Congress will be taking a closer look this week at the future of a federal program that helps hospitals purchase drugs at discounted rates.
Legislators are concerned about the growth in the 340B drug pricing program and wonder if it's receiving appropriate oversight from HHS. The program was meant to be utilized only by hospitals serving a large number of low-income individuals. However, there have been reports that hospitals with more affluent patients have been utilizing it as well. The U.S. Government Accountability Office also has found that drug spending was higher at hospitals that participate in the program versus those that do not.
For example, 340B hospitals' average spending per beneficiary was $144 in 2012, compared to approximately $60 at non-340B hospitals, according to the GAO.
Overreliance or abuse of the program may be a reason that sales of drugs under 340B reached $16.2 billion last year, a 34% jump from 2015 and accounting for 5% of the total U.S. drug market, according to an analysis by Pembroke Consulting.
To get to the bottom of things, the U.S. House Energy and Commerce Subcommittee on Oversight and Investigations will host a hearing Tuesday to determine how oversight of the program can be strengthened. Officials from HHS, its Inspector General Office and the GAO will be witnesses.

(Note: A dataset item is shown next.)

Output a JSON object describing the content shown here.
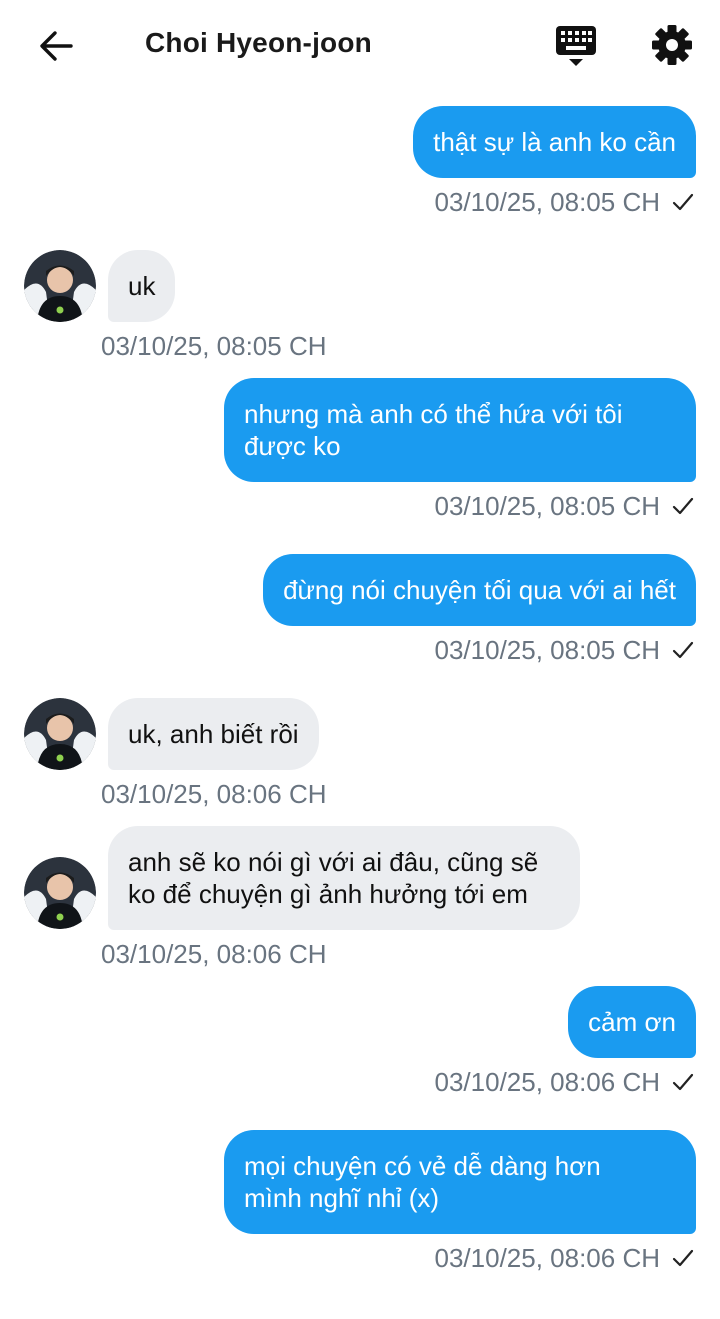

"As the program continues to expand, our first priority must be to examine how this program is impacting patients, providers, manufacturers and other stakeholders, and ensure that we are protecting program integrity," Rep. Tim Murphy (R-Pa.), chairman of the subcommittee, said in a statement.
Meanwhile, the Trump administration appears to be backing off of an executive order that would scale back the program.